According to the AHRQ Conference on Health Care Data Collection and Reporting there are six challenges of today’s performance measurement data collection and reporting environment.
The U.S. Department of Health and Human Services defines Quality Improvement (QI) as systematic and continuous actions that lead to measurable improvement in health care services and the health status of targeted patient groups.
While procedures and systems are necessary to ensure continuity, equally important is the measurement of actions and patient health status, which require data not only to establish a baseline but also to continuously track, monitor and measure progress toward QI goals.
They are systematically gathering data about all of us. No bit of data is too small because it could be a critical piece of the puzzle that connects all of the seemingly unimportant information they’ve already collected on you. Imagine creating a digital picture of you, one pixel at a time. Get it? No wait, they’ve got it.

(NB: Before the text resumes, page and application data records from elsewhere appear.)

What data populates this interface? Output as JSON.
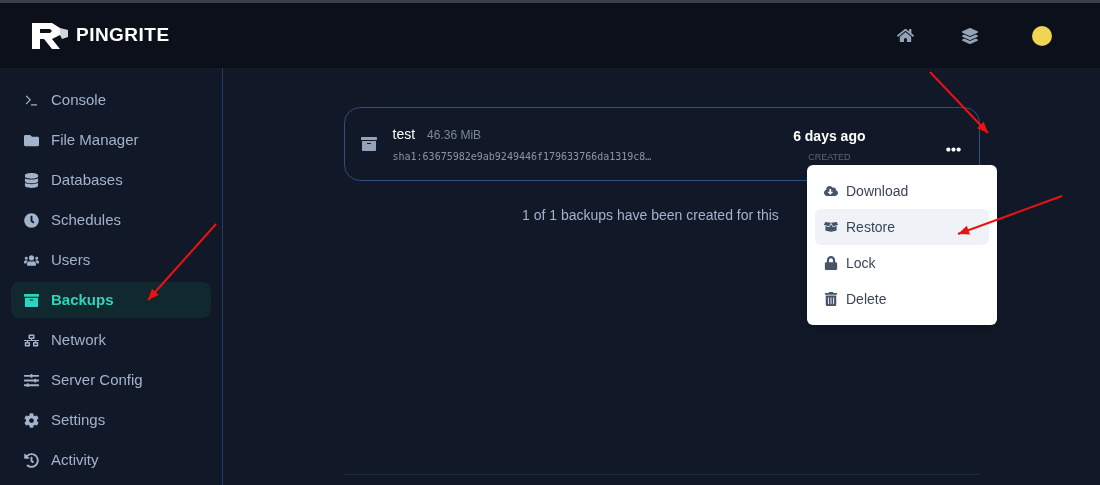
{
  "header": {
    "brand": "PINGRITE"
  },
  "sidebar": {
    "items": [
      {
        "label": "Console",
        "selected": false
      },
      {
        "label": "File Manager",
        "selected": false
      },
      {
        "label": "Databases",
        "selected": false
      },
      {
        "label": "Schedules",
        "selected": false
      },
      {
        "label": "Users",
        "selected": false
      },
      {
        "label": "Backups",
        "selected": true
      },
      {
        "label": "Network",
        "selected": false
      },
      {
        "label": "Server Config",
        "selected": false
      },
      {
        "label": "Settings",
        "selected": false
      },
      {
        "label": "Activity",
        "selected": false
      }
    ]
  },
  "backup": {
    "name": "test",
    "size": "46.36 MiB",
    "checksum": "sha1:63675982e9ab9249446f179633766da1319c8…",
    "date": "6 days ago",
    "date_label": "CREATED"
  },
  "summary": "1 of 1 backups have been created for this",
  "menu": {
    "items": [
      {
        "label": "Download",
        "selected": false
      },
      {
        "label": "Restore",
        "selected": true
      },
      {
        "label": "Lock",
        "selected": false
      },
      {
        "label": "Delete",
        "selected": false
      }
    ]
  }
}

Despite massive adoption of electronic medical records over the past several years, the promise of easy and nearly effortless chart abstraction from electronic medical records enabled by an interconnected web of interoperable EMRs sharing standardized data has yet to be fully realized. You need to look no further than the media tab to see the evidence that we have yet to arrive at this Utopian future.